Alternative Chance documents conditions and human rights concerns on behalf of criminal deportees in 2009 in letter to UNHCR
ALTERNATIVE CHANCE/CHANS ALTENATIV
Treatment of Criminal Deportees Arriving in Haiti
April 7, 2009
Partial list of concerns recorded by Alternative Chance (based on Alternative Chance June 11, 2008 letter to the United Nations High Commission on Refugees (UNHCR) in response to their inquiry addressed to Alternative Chance.
Submitted by Michelle Karshan, Executive Director, Alternative Chance/Chans Altenativ, www.alternativechance.org, email@example.com
• Illegal Detention. The majority of Criminal Deportees returned to Haiti from the United States and Canada are detained in police station holding cells at the DCPJ police administrative building. In the absence of criminal charges in Haiti, this practice is a violation of Haitian and international laws and human rights treaties. A Haitian court ruling in September 2006 found this practice to be illegal under Haitian laws yet the Government of Haiti continues this practice.
• Inhumane Treatment in Detention.
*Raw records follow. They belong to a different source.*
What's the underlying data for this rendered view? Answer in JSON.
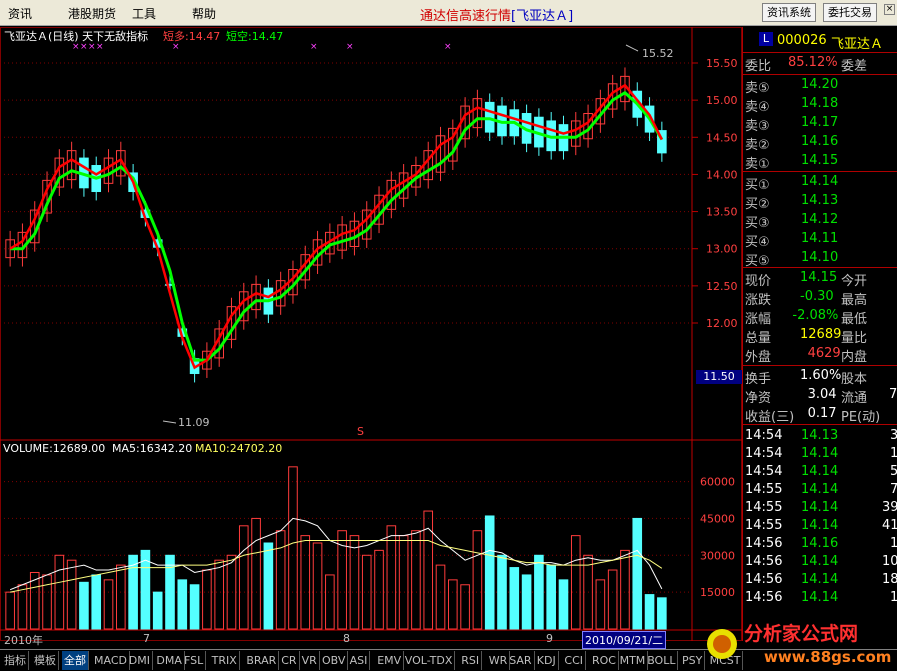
{
  "menu": [
    "资讯",
    "港股期货",
    "工具",
    "帮助"
  ],
  "app_title": "通达信高速行情",
  "app_code": "[飞亚达Ａ]",
  "toolbar": {
    "info_system": "资讯系统",
    "entrust": "委托交易"
  },
  "window_buttons": [
    "_",
    "□",
    "×"
  ],
  "chart": {
    "title_line": "飞亚达Ａ(日线) 天下无敌指标",
    "short_long_label": "短多:14.47",
    "short_short_label": "短空:14.47",
    "high_marker": "15.52",
    "low_marker": "11.09",
    "current_price_tag": "11.50",
    "volume_label": "VOLUME:12689.00",
    "ma5_label": "MA5:16342.20",
    "ma10_label": "MA10:24702.20",
    "s_marker": "S",
    "x_labels": [
      "2010年",
      "7",
      "8",
      "9"
    ],
    "date_tag": "2010/09/21/二",
    "colors": {
      "up": "#ff3c3c",
      "down": "#54ffff",
      "short_long": "#ff0000",
      "short_short": "#00ff00",
      "ma5": "#ffffff",
      "ma10": "#ffff80",
      "grid": "#800000"
    }
  },
  "chart_data": [
    {
      "type": "candlestick",
      "yticks": [
        "15.50",
        "15.00",
        "14.50",
        "14.00",
        "13.50",
        "13.00",
        "12.50",
        "12.00"
      ],
      "ylim": [
        10.6,
        15.85
      ],
      "series": [
        {
          "name": "短多",
          "values": [
            13.0,
            13.1,
            13.4,
            13.8,
            14.1,
            14.2,
            14.1,
            14.0,
            14.1,
            14.2,
            13.9,
            13.4,
            13.0,
            12.4,
            11.8,
            11.4,
            11.5,
            11.8,
            12.1,
            12.3,
            12.4,
            12.35,
            12.45,
            12.6,
            12.8,
            13.0,
            13.1,
            13.2,
            13.25,
            13.4,
            13.6,
            13.8,
            13.9,
            14.0,
            14.2,
            14.4,
            14.5,
            14.8,
            14.9,
            14.85,
            14.8,
            14.75,
            14.7,
            14.65,
            14.6,
            14.55,
            14.6,
            14.7,
            14.9,
            15.1,
            15.2,
            15.0,
            14.8,
            14.47
          ]
        },
        {
          "name": "短空",
          "values": [
            13.0,
            13.0,
            13.2,
            13.6,
            13.95,
            14.05,
            14.0,
            13.95,
            14.0,
            14.1,
            13.95,
            13.6,
            13.2,
            12.7,
            12.0,
            11.5,
            11.5,
            11.65,
            11.9,
            12.15,
            12.3,
            12.3,
            12.35,
            12.5,
            12.7,
            12.9,
            13.05,
            13.1,
            13.15,
            13.25,
            13.45,
            13.65,
            13.8,
            13.95,
            14.05,
            14.15,
            14.3,
            14.6,
            14.75,
            14.75,
            14.7,
            14.7,
            14.6,
            14.55,
            14.5,
            14.5,
            14.5,
            14.6,
            14.8,
            15.0,
            15.1,
            14.95,
            14.75,
            14.47
          ]
        }
      ]
    },
    {
      "type": "bar",
      "yticks": [
        "60000",
        "45000",
        "30000",
        "15000"
      ],
      "ylim": [
        0,
        70000
      ],
      "series": [
        {
          "name": "VOLUME",
          "values": [
            15000,
            18000,
            23000,
            22000,
            30000,
            28000,
            19000,
            22000,
            20000,
            26000,
            30000,
            32000,
            15000,
            30000,
            20000,
            18000,
            24000,
            28000,
            30000,
            42000,
            45000,
            35000,
            40000,
            66000,
            38000,
            35000,
            22000,
            40000,
            38000,
            30000,
            32000,
            42000,
            38000,
            40000,
            48000,
            26000,
            20000,
            18000,
            40000,
            46000,
            30000,
            25000,
            22000,
            30000,
            26000,
            20000,
            38000,
            30000,
            20000,
            24000,
            32000,
            45000,
            14000,
            12689
          ]
        },
        {
          "name": "MA5",
          "values": [
            16000,
            18000,
            20000,
            22000,
            24000,
            25000,
            26000,
            24000,
            24000,
            25000,
            26000,
            28000,
            26000,
            26000,
            26000,
            23000,
            24000,
            25000,
            27000,
            32000,
            36000,
            38000,
            40000,
            45000,
            44000,
            42000,
            36000,
            34000,
            33000,
            34000,
            36000,
            38000,
            38000,
            39000,
            41000,
            36000,
            32000,
            28000,
            30000,
            32000,
            31000,
            28000,
            26000,
            27000,
            27000,
            26000,
            28000,
            29000,
            28000,
            28000,
            30000,
            32000,
            26000,
            16342
          ]
        },
        {
          "name": "MA10",
          "values": [
            15000,
            16000,
            17000,
            18000,
            19000,
            20000,
            21000,
            22000,
            23000,
            24000,
            25000,
            25000,
            25000,
            25000,
            26000,
            26000,
            26000,
            27000,
            28000,
            30000,
            31000,
            32000,
            33000,
            35000,
            36000,
            36000,
            36000,
            36000,
            36000,
            36000,
            36000,
            36000,
            36000,
            36000,
            36000,
            34000,
            33000,
            32000,
            31000,
            30000,
            29000,
            28000,
            27000,
            27000,
            26000,
            26000,
            26000,
            26000,
            27000,
            28000,
            29000,
            30000,
            28000,
            24702
          ]
        }
      ]
    }
  ],
  "quote": {
    "stock_code": "000026",
    "stock_name": "飞亚达Ａ",
    "weibi_label": "委比",
    "weibi_value": "85.12%",
    "weicha_label": "委差",
    "sells": [
      {
        "label": "卖⑤",
        "price": "14.20"
      },
      {
        "label": "卖④",
        "price": "14.18"
      },
      {
        "label": "卖③",
        "price": "14.17"
      },
      {
        "label": "卖②",
        "price": "14.16"
      },
      {
        "label": "卖①",
        "price": "14.15"
      }
    ],
    "buys": [
      {
        "label": "买①",
        "price": "14.14"
      },
      {
        "label": "买②",
        "price": "14.13"
      },
      {
        "label": "买③",
        "price": "14.12"
      },
      {
        "label": "买④",
        "price": "14.11"
      },
      {
        "label": "买⑤",
        "price": "14.10"
      }
    ],
    "stats": [
      {
        "label": "现价",
        "value": "14.15",
        "label2": "今开",
        "cls": "green"
      },
      {
        "label": "涨跌",
        "value": "-0.30",
        "label2": "最高",
        "cls": "green"
      },
      {
        "label": "涨幅",
        "value": "-2.08%",
        "label2": "最低",
        "cls": "green"
      },
      {
        "label": "总量",
        "value": "12689",
        "label2": "量比",
        "cls": "yellow"
      },
      {
        "label": "外盘",
        "value": "4629",
        "label2": "内盘",
        "cls": "red"
      }
    ],
    "stats2": [
      {
        "label": "换手",
        "value": "1.60%",
        "label2": "股本"
      },
      {
        "label": "净资",
        "value": "3.04",
        "label2": "流通",
        "extra": "7"
      },
      {
        "label": "收益(三)",
        "value": "0.17",
        "label2": "PE(动)"
      }
    ],
    "ticks": [
      {
        "time": "14:54",
        "price": "14.13",
        "vol": "3"
      },
      {
        "time": "14:54",
        "price": "14.14",
        "vol": "1"
      },
      {
        "time": "14:54",
        "price": "14.14",
        "vol": "5"
      },
      {
        "time": "14:55",
        "price": "14.14",
        "vol": "7"
      },
      {
        "time": "14:55",
        "price": "14.14",
        "vol": "39"
      },
      {
        "time": "14:55",
        "price": "14.14",
        "vol": "41"
      },
      {
        "time": "14:56",
        "price": "14.16",
        "vol": "1"
      },
      {
        "time": "14:56",
        "price": "14.14",
        "vol": "10"
      },
      {
        "time": "14:56",
        "price": "14.14",
        "vol": "18"
      },
      {
        "time": "14:56",
        "price": "14.14",
        "vol": "1"
      }
    ]
  },
  "tabs": [
    "指标",
    "模板",
    "全部",
    "MACD",
    "DMI",
    "DMA",
    "FSL",
    "TRIX",
    "BRAR",
    "CR",
    "VR",
    "OBV",
    "ASI",
    "EMV",
    "VOL-TDX",
    "RSI",
    "WR",
    "SAR",
    "KDJ",
    "CCI",
    "ROC",
    "MTM",
    "BOLL",
    "PSY",
    "MCST"
  ],
  "watermark": {
    "title": "分析家公式网",
    "url": "www.88gs.com"
  }
}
Criminal Deportees are detained in horrific conditions and receive NO food, NO drinking water, and NO medical or mental health care (even when the Haitian government is aware of the severity of the person’s medical or mental health condition via observation or the medical file transferred to the Haitian police by the US government at the time of deportation.) They are not afforded any due process or attorney representation. Criminal Deportees with no family or source of food are NOT provided any nourishment while in detention.
• Haiti’s Police Withhold Vital Medical Information. At the time that a seriously ill (medically or mentally) Criminal Deportee is deported to Haiti their medical file is supposed to be transferred with them. Often the medical file is not transferred OR if the medical file does arrive with the Criminal Deportee the Haitian police seize the file and throw it in a drawer refusing to ever make it available to the deportee or his/her doctor/hospital/clinic. (Recently a woman with HIV/AIDS, diabetes, hypertension/cataracts was deported, detained and became seriously ill. When Alternative Chance asked the Haitian police to share the woman’s extensive medical file from the US with the hospital or doctor, the police refused. Instead time consuming, limited and costly medical tests had to be performed to make diagnoses and there was no medication history available to the patient or doctors. This woman died seven months after being deported to Haiti.)
• Police Withhold Vital Medications. The US is supposed to transfer two weeks worth of medications for those persons who are seriously medically or mentally ill and were on medications while detained in immigration prison in the US. In many instances these medications are not transferred OR only an insufficient supply OR the Haitian police seize the transferred medications and withhold them from the Criminal Deportees.
• Illegal Restriction of Free Movement. The Haitian government interdicts all newly deported Criminal Deportees from obtaining passports and exiting Haiti for a period of eight months while they are required to sign in weekly with the Haitian police. In the absence of an interdiction arising from pending criminal charges or an ongoing criminal investigation, this interdiction is a violation of Haiti's laws and 1987 Constitution as well as international standards of freedom of movement.
• Non-Criminal Deportees continue to be detained. Occasionally the Haitian government continues to detain arriving deportees who have no criminal convictions but were mere illegal entrants or overstays. For example, a mentally ill non-criminal deportee was held in detention without mental health care or medications for one month although his family had been in touch with the police for his release.
• Refugees and Political Asylum. The US is deporting Haitian nationals for criminal convictions, minor violations, or illegal status who were originally granted political asylum and refugee status. Many of these persons still face the same dangers recognized at the time the US granted them asylum status.
Please refer to our earlier description of Criminal Deportee detention conditions included in Haiti: Information on Conditions in Haitian Prisons and Treatment of Criminal Deportees (2nd Response) dated February 12, 2002 published by the United States Bureau of Citizenship and Immigration Services. The length of detention has decreased and the Criminal Deportees are currently detained at the DCPJ judicial police administration building.
See The United Nations Standard Minimum Rules for the Treatment of Prisoners at http://www.unodc.org/newsletter/pt/perspectives/no02/page004a.html and in full at
Michelle Karshan, Executive Director
Alternative Chance/Chans Altenativ
70A Greenwich Avenue, #373
New York, New York 10011
Answering service: 212-613-6033
The United Nations Standard Minimum Rules for the Treatment of Prisoners
The United Nations Standard Minimum Rules for the Treatment of Prisoners in full at